the same place eventually.”
Returning to His Roots
After Crossroads, he started Corporation Revitalization
Partners (CRP), which merged with corporate recovery
group, CRG, in 2007.
Snyder sold CRG to global giant Deloitte in 2012
and moved to the large international firm as principal of Deloitte Transactions and Business Analytics
and co-leader of the Deloitte Corporate Restructuring
Group. It was a productive period for Snyder who was
inducted into the American College of Bankruptcy as a
Fellow of the College at a ceremony at the Smithsonian
Institutes in Washington, D.C. in March 2014.
But he felt a strong urge to return to his roots.
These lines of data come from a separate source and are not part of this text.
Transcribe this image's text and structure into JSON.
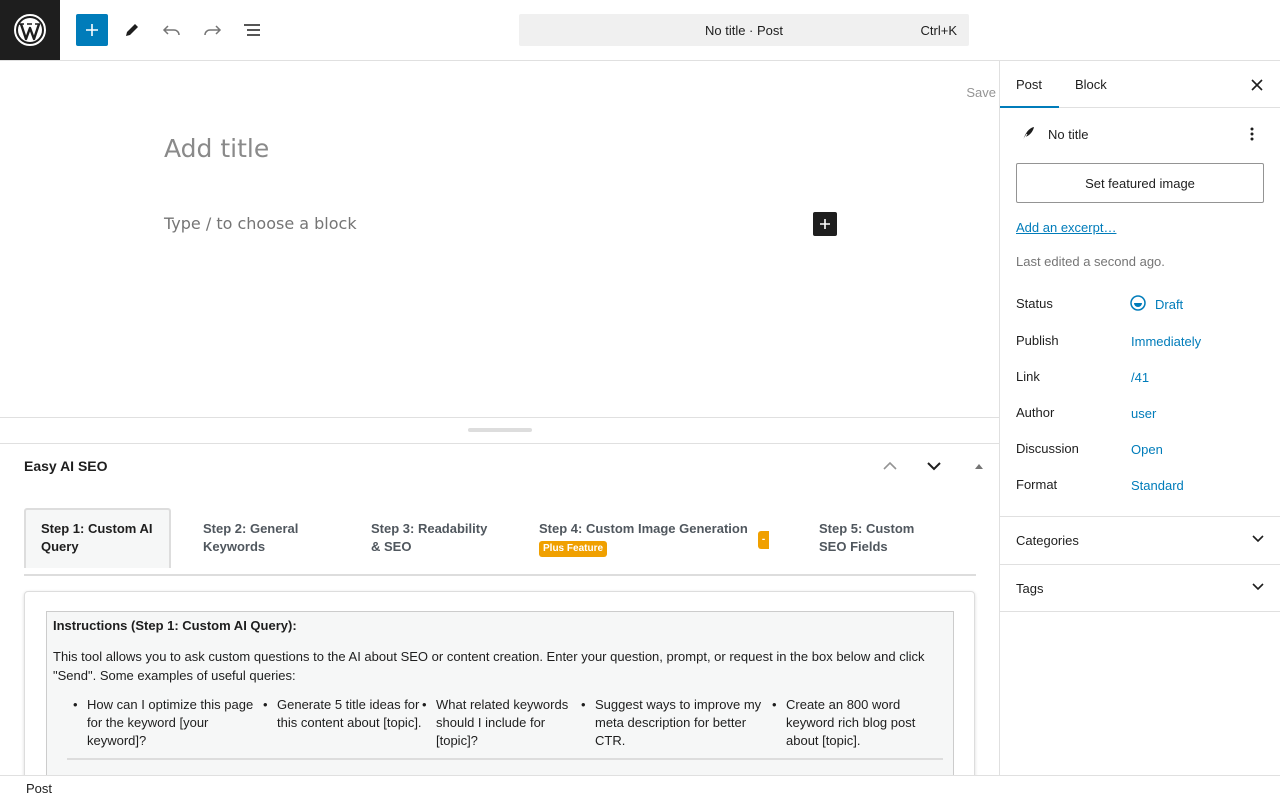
{
  "header": {
    "command_title": "No title · Post",
    "command_shortcut": "Ctrl+K"
  },
  "editor": {
    "save_label": "Save",
    "title_placeholder": "Add title",
    "block_placeholder": "Type / to choose a block"
  },
  "metabox": {
    "title": "Easy AI SEO",
    "tabs": [
      {
        "label_line1": "Step 1: Custom AI",
        "label_line2": "Query"
      },
      {
        "label_line1": "Step 2: General",
        "label_line2": "Keywords"
      },
      {
        "label_line1": "Step 3: Readability",
        "label_line2": "& SEO"
      },
      {
        "label_line1": "Step 4: Custom Image Generation",
        "badge": "Plus Feature"
      },
      {
        "label_line1": "Step 5: Custom",
        "label_line2": "SEO Fields"
      }
    ],
    "instructions_heading": "Instructions (Step 1: Custom AI Query):",
    "instructions_text": "This tool allows you to ask custom questions to the AI about SEO or content creation. Enter your question, prompt, or request in the box below and click \"Send\". Some examples of useful queries:",
    "examples": [
      "How can I optimize this page for the keyword [your keyword]?",
      "Generate 5 title ideas for this content about [topic].",
      "What related keywords should I include for [topic]?",
      "Suggest ways to improve my meta description for better CTR.",
      "Create an 800 word keyword rich blog post about [topic]."
    ]
  },
  "statusbar": {
    "label": "Post"
  },
  "sidebar": {
    "tab_post": "Post",
    "tab_block": "Block",
    "post_title": "No title",
    "featured_button": "Set featured image",
    "excerpt_link": "Add an excerpt…",
    "last_edited": "Last edited a second ago.",
    "rows": [
      {
        "label": "Status",
        "value": "Draft"
      },
      {
        "label": "Publish",
        "value": "Immediately"
      },
      {
        "label": "Link",
        "value": "/41"
      },
      {
        "label": "Author",
        "value": "user"
      },
      {
        "label": "Discussion",
        "value": "Open"
      },
      {
        "label": "Format",
        "value": "Standard"
      }
    ],
    "sections": [
      {
        "label": "Categories"
      },
      {
        "label": "Tags"
      }
    ]
  },
  "colors": {
    "accent": "#007cba",
    "plus_badge": "#f0a000"
  }
}
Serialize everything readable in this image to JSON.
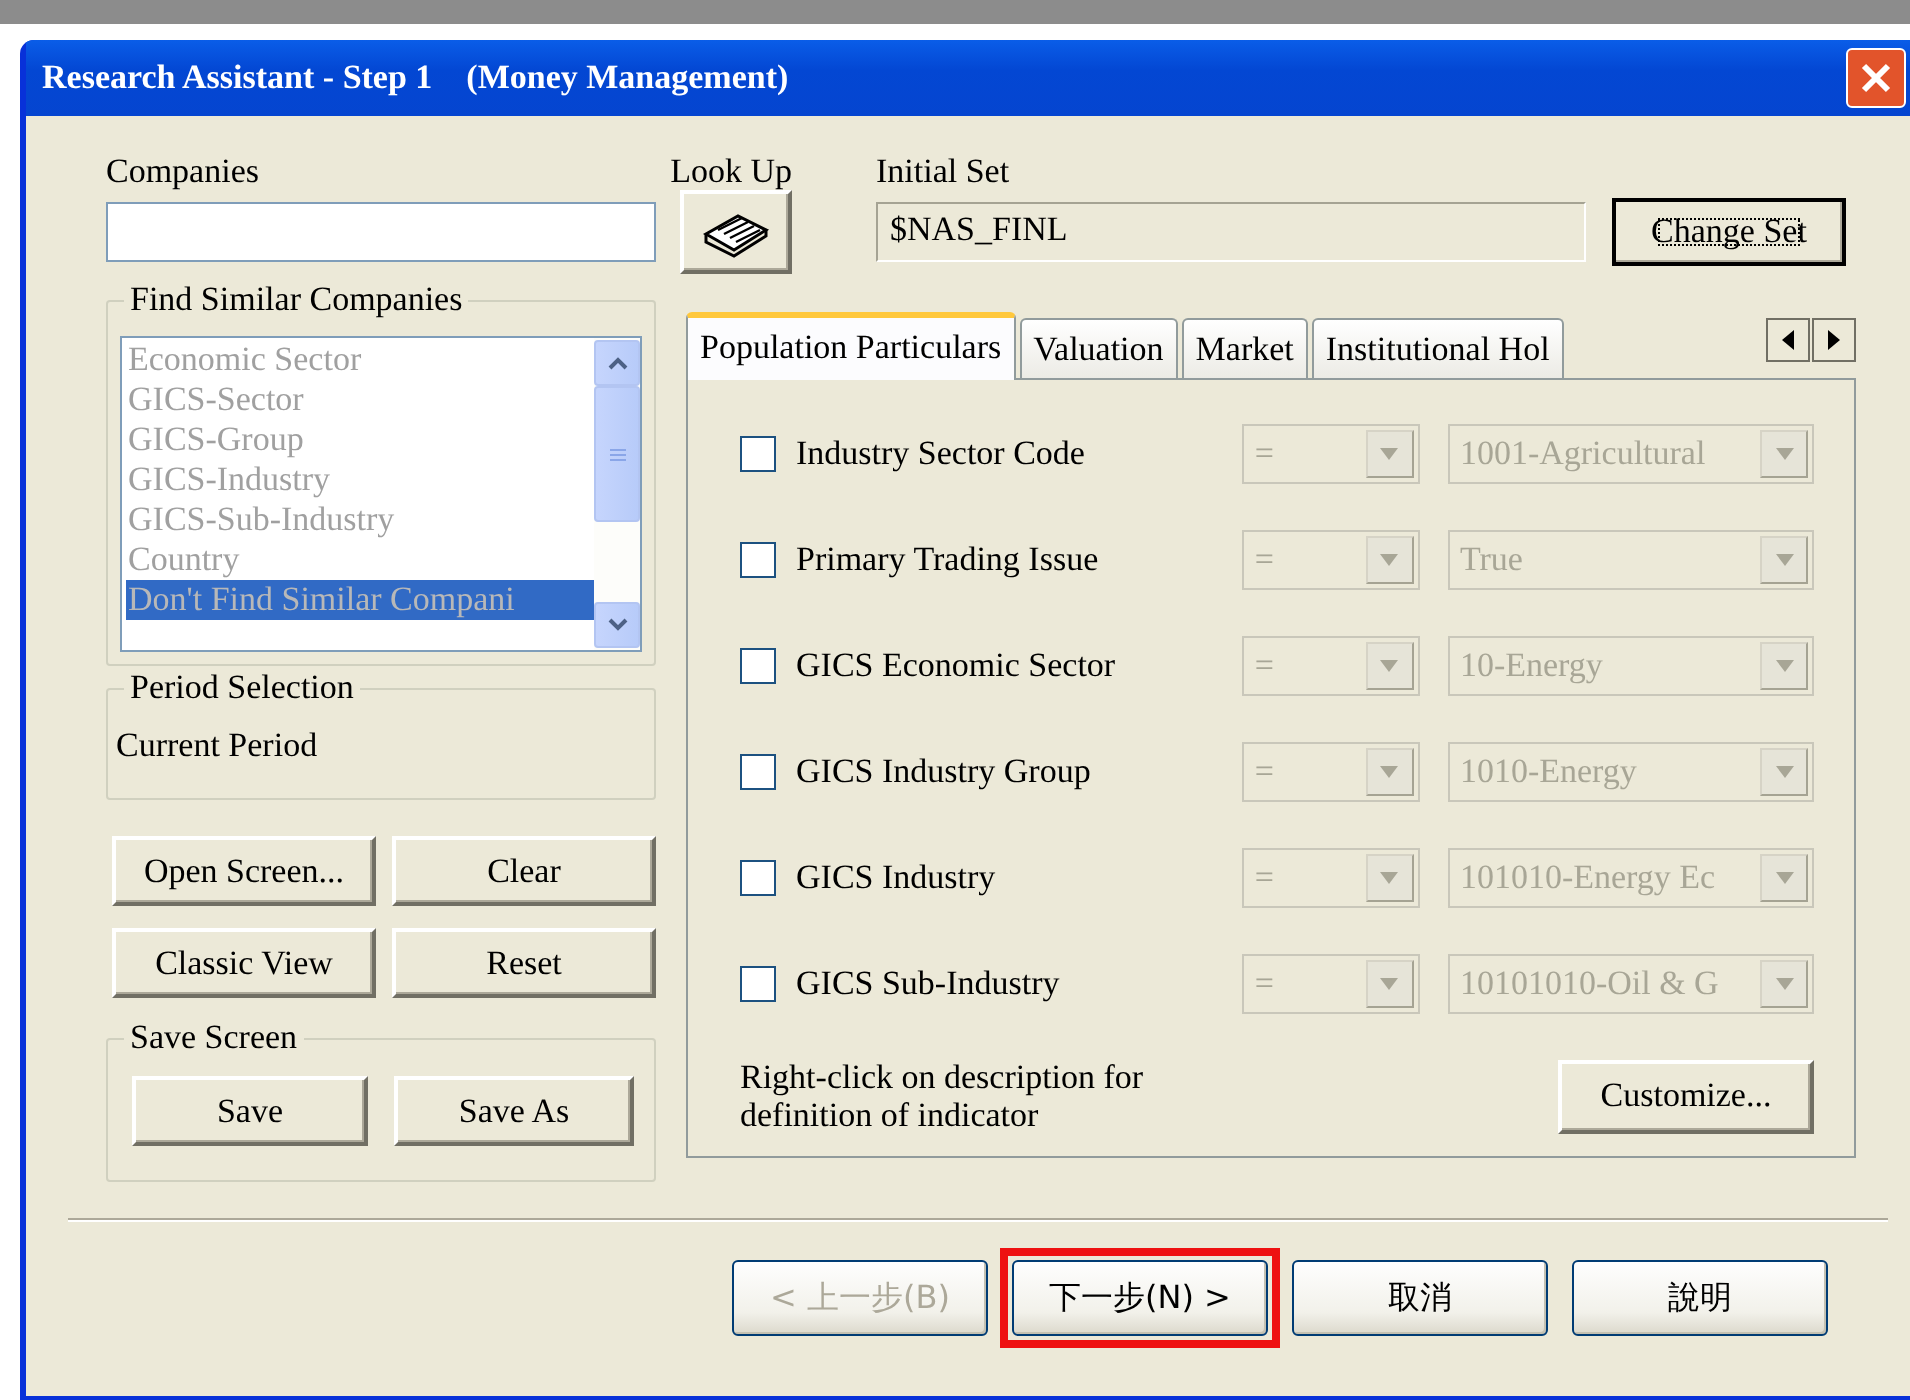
{
  "window": {
    "title": "Research Assistant - Step 1    (Money Management)"
  },
  "companies": {
    "label": "Companies"
  },
  "look_up": {
    "label": "Look Up"
  },
  "initial_set": {
    "label": "Initial Set",
    "value": "$NAS_FINL"
  },
  "change_set_button": {
    "label": "Change Set",
    "focused": true
  },
  "find_similar": {
    "title": "Find Similar Companies",
    "disabled": true,
    "items": [
      {
        "label": "Economic Sector",
        "selected": false
      },
      {
        "label": "GICS-Sector",
        "selected": false
      },
      {
        "label": "GICS-Group",
        "selected": false
      },
      {
        "label": "GICS-Industry",
        "selected": false
      },
      {
        "label": "GICS-Sub-Industry",
        "selected": false
      },
      {
        "label": "Country",
        "selected": false
      },
      {
        "label": "Don't Find Similar Compani",
        "selected": true
      }
    ]
  },
  "period_selection": {
    "title": "Period Selection",
    "value": "Current Period"
  },
  "buttons": [
    "Open Screen...",
    "Clear",
    "Classic View",
    "Reset"
  ],
  "save_screen": {
    "title": "Save Screen",
    "buttons": [
      "Save",
      "Save As"
    ]
  },
  "tabs": [
    {
      "label": "Population Particulars",
      "selected": true
    },
    {
      "label": "Valuation",
      "selected": false
    },
    {
      "label": "Market",
      "selected": false
    },
    {
      "label": "Institutional Hol",
      "selected": false
    }
  ],
  "criteria": [
    {
      "label": "Industry Sector Code",
      "checked": false,
      "disabled": true,
      "operator": "=",
      "value": "1001-Agricultural"
    },
    {
      "label": "Primary Trading Issue",
      "checked": false,
      "disabled": true,
      "operator": "=",
      "value": "True"
    },
    {
      "label": "GICS Economic Sector",
      "checked": false,
      "disabled": true,
      "operator": "=",
      "value": "10-Energy"
    },
    {
      "label": "GICS Industry Group",
      "checked": false,
      "disabled": true,
      "operator": "=",
      "value": "1010-Energy"
    },
    {
      "label": "GICS Industry",
      "checked": false,
      "disabled": true,
      "operator": "=",
      "value": "101010-Energy Ec"
    },
    {
      "label": "GICS Sub-Industry",
      "checked": false,
      "disabled": true,
      "operator": "=",
      "value": "10101010-Oil & G"
    }
  ],
  "note": "Right-click on description for definition of indicator",
  "customize_button": "Customize...",
  "footer_buttons": [
    {
      "label": "< 上一步(B)",
      "disabled": true,
      "highlighted": false
    },
    {
      "label": "下一步(N) >",
      "disabled": false,
      "highlighted": true
    },
    {
      "label": "取消",
      "disabled": false,
      "highlighted": false
    },
    {
      "label": "說明",
      "disabled": false,
      "highlighted": false
    }
  ]
}
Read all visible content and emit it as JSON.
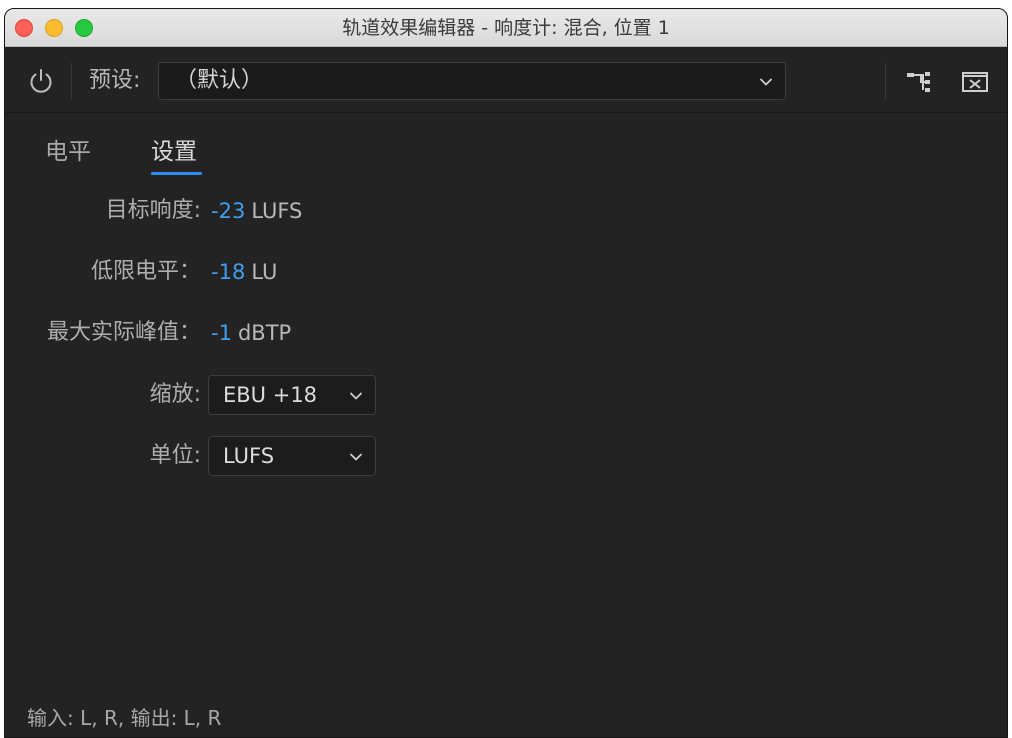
{
  "window": {
    "title": "轨道效果编辑器 - 响度计: 混合, 位置 1"
  },
  "toolbar": {
    "preset_label": "预设:",
    "preset_value": "（默认）",
    "power_icon": "power-icon",
    "routing_icon": "routing-icon",
    "close_effect_icon": "close-box-icon"
  },
  "tabs": [
    {
      "label": "电平",
      "active": false
    },
    {
      "label": "设置",
      "active": true
    }
  ],
  "settings": {
    "target_loudness": {
      "label": "目标响度:",
      "value": "-23",
      "unit": "LUFS"
    },
    "floor_level": {
      "label": "低限电平：",
      "value": "-18",
      "unit": "LU"
    },
    "max_true_peak": {
      "label": "最大实际峰值：",
      "value": "-1",
      "unit": "dBTP"
    },
    "scale": {
      "label": "缩放:",
      "value": "EBU +18"
    },
    "units": {
      "label": "单位:",
      "value": "LUFS"
    }
  },
  "footer": {
    "io_text": "输入: L, R,   输出: L, R"
  },
  "colors": {
    "accent": "#2d8ceb",
    "value_blue": "#3f9ef0",
    "panel_bg": "#232323"
  }
}
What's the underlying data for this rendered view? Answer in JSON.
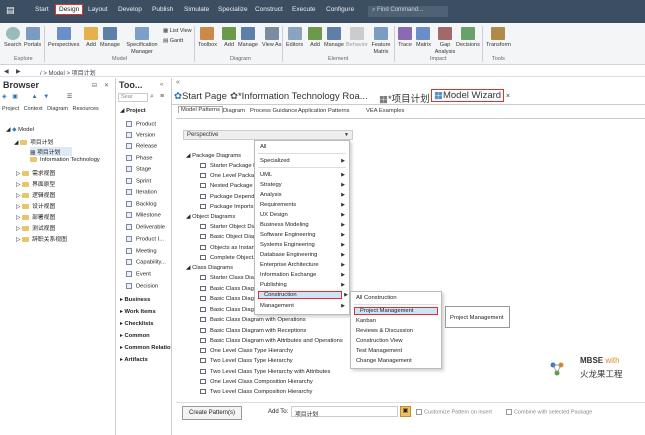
{
  "menubar": {
    "items": [
      "Start",
      "Design",
      "Layout",
      "Develop",
      "Publish",
      "Simulate",
      "Specialize",
      "Construct",
      "Execute",
      "Configure"
    ],
    "active": "Design",
    "search_placeholder": "Find Command..."
  },
  "ribbon": {
    "buttons": [
      "Search",
      "Portals",
      "Perspectives",
      "Add",
      "Manage",
      "Specification Manager",
      "List View",
      "Gantt",
      "Toolbox",
      "Add",
      "Manage",
      "View As",
      "Editors",
      "Add",
      "Manage",
      "Behavior",
      "Feature Matrix",
      "Trace",
      "Matrix",
      "Gap Analysis",
      "Decisions",
      "Transform"
    ],
    "groups": [
      "Explore",
      "Model",
      "Diagram",
      "Element",
      "Impact",
      "Tools"
    ]
  },
  "address": {
    "path": "/ > Model > 项目计划"
  },
  "browser": {
    "title": "Browser",
    "tabs": [
      "Project",
      "Context",
      "Diagram",
      "Resources"
    ],
    "tree": [
      {
        "label": "Model",
        "level": 0
      },
      {
        "label": "项目计划",
        "level": 1
      },
      {
        "label": "项目计划",
        "level": 2
      },
      {
        "label": "Information Technology",
        "level": 2
      },
      {
        "label": "需求视图",
        "level": 1
      },
      {
        "label": "界面原型",
        "level": 1
      },
      {
        "label": "逻辑视图",
        "level": 1
      },
      {
        "label": "设计视图",
        "level": 1
      },
      {
        "label": "部署视图",
        "level": 1
      },
      {
        "label": "测试视图",
        "level": 1
      },
      {
        "label": "辞职关系视图",
        "level": 1
      }
    ]
  },
  "toolbox": {
    "title": "Too...",
    "search_placeholder": "Sear",
    "section": "Project",
    "items": [
      "Product",
      "Version",
      "Release",
      "Phase",
      "Stage",
      "Sprint",
      "Iteration",
      "Backlog",
      "Milestone",
      "Deliverable",
      "Product I...",
      "Meeting",
      "Capability...",
      "Event",
      "Decision"
    ],
    "collapsed": [
      "Business",
      "Work Items",
      "Checklists",
      "Common",
      "Common Relatio",
      "Artifacts"
    ]
  },
  "doc_tabs": {
    "items": [
      "Start Page",
      "*Information Technology Roa...",
      "*项目计划",
      "Model Wizard"
    ],
    "active": "Model Wizard",
    "close": "×"
  },
  "sub_tabs": {
    "items": [
      "Model Patterns",
      "Diagram",
      "Process Guidance",
      "Application Patterns",
      "VEA Examples"
    ],
    "active": "Model Patterns"
  },
  "perspective": {
    "label": "Perspective"
  },
  "patterns": {
    "sections": [
      {
        "title": "Package Diagrams",
        "items": [
          "Starter Package Di...",
          "One Level Package...",
          "Nested Package H...",
          "Package Depende...",
          "Package Imports"
        ]
      },
      {
        "title": "Object Diagrams",
        "items": [
          "Starter Object Dia...",
          "Basic Object Diag...",
          "Objects as Instanc...",
          "Complete Object..."
        ]
      },
      {
        "title": "Class Diagrams",
        "items": [
          "Starter Class Diagr...",
          "Basic Class Diagra...",
          "Basic Class Diagra...",
          "Basic Class Diagra...",
          "Basic Class Diagram with Operations",
          "Basic Class Diagram with Receptions",
          "Basic Class Diagram with Attributes and Operations",
          "One Level Class Type Hierarchy",
          "Two Level Class Type Hierarchy",
          "Two Level Class Type Hierarchy with Attributes",
          "One Level Class Composition Hierarchy",
          "Two Level Class Composition Hierarchy"
        ]
      }
    ]
  },
  "menu1": {
    "items": [
      "All",
      "Specialized",
      "UML",
      "Strategy",
      "Analysis",
      "Requirements",
      "UX Design",
      "Business Modeling",
      "Software Engineering",
      "Systems Engineering",
      "Database Engineering",
      "Enterprise Architecture",
      "Information Exchange",
      "Publishing",
      "Construction",
      "Management"
    ],
    "highlighted": "Construction"
  },
  "menu2": {
    "items": [
      "All Construction",
      "Project Management",
      "Kanban",
      "Reviews & Discussion",
      "Construction View",
      "Test Management",
      "Change Management"
    ],
    "highlighted": "Project Management"
  },
  "tooltip": {
    "text": "Project Management"
  },
  "bottom": {
    "create_button": "Create Pattern(s)",
    "add_to_label": "Add To:",
    "add_to_value": "项目计划",
    "customize": "Customize Pattern on insert",
    "combine": "Combine with selected Package"
  },
  "watermark": {
    "line1": "MBSE",
    "line1b": "with",
    "line2": "火龙果工程"
  },
  "colors": {
    "menubar": "#3c4f62",
    "highlight": "#e03030",
    "accent": "#cfe3f7"
  }
}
“I wanted to get back to middle-market turnaround
work. That’s my passion. I got my group of partners back
together,” Snyder says. They formed CR3 Partnership.
Of the 19 current partners, Snyder says only one has not
worked with him at one of the other starting companies.
Because the company is made up of professionals
with deep experience, Snyder says they can provide
interim management for floundering companies.
Start with Performance Improvement
“We place a lot of senior managers in situations where
companies are underperforming. We have a whole
bench of people that have 25 to 40 years of manage-
ment experience, and we place them in the companies
in distress. We also do performance improvement work.
When you go to fix a company, you first have to fix the
operations, then you do the restructuring of the balance
sheet. If you try to fix the balance sheet first, you lose
the credibility of everybody involved in the turnaround
because you’re not maximizing value.”
“So, that’s why we have these multi-disciplines in
our little group — performance improvement, inner
management and turnaround. We use all of those and
intertwine them. We’re a small group but we provide a
lot of value.”
Snyder notes that companies never call to say they
are in trouble and in danger of failing.
“We’re usually brought in by someone in the capital
structure who has lost faith in the management team
and tells the company they need to hire a CRO. In 30
years, I have never had a company call me and say
they need help and can’t figure it out. By the time we’re
forced into the situation, it’s usually late in the game.”
Do the small companies he works with wait longer
to ask for help than large companies?
“No,” Snyder says. “They all wait until the last
minute.” Even large companies, he adds, don’t call a
turnaround professional until the bondholders or other
“When you go to fix a company, you first have to fix the operations, then you do the restructuring of the balance sheet. If you try to fix the
balance sheet first, you lose the credibility of everybody involved in
the turnaround because you’re not maximizing value.”
— William Snyder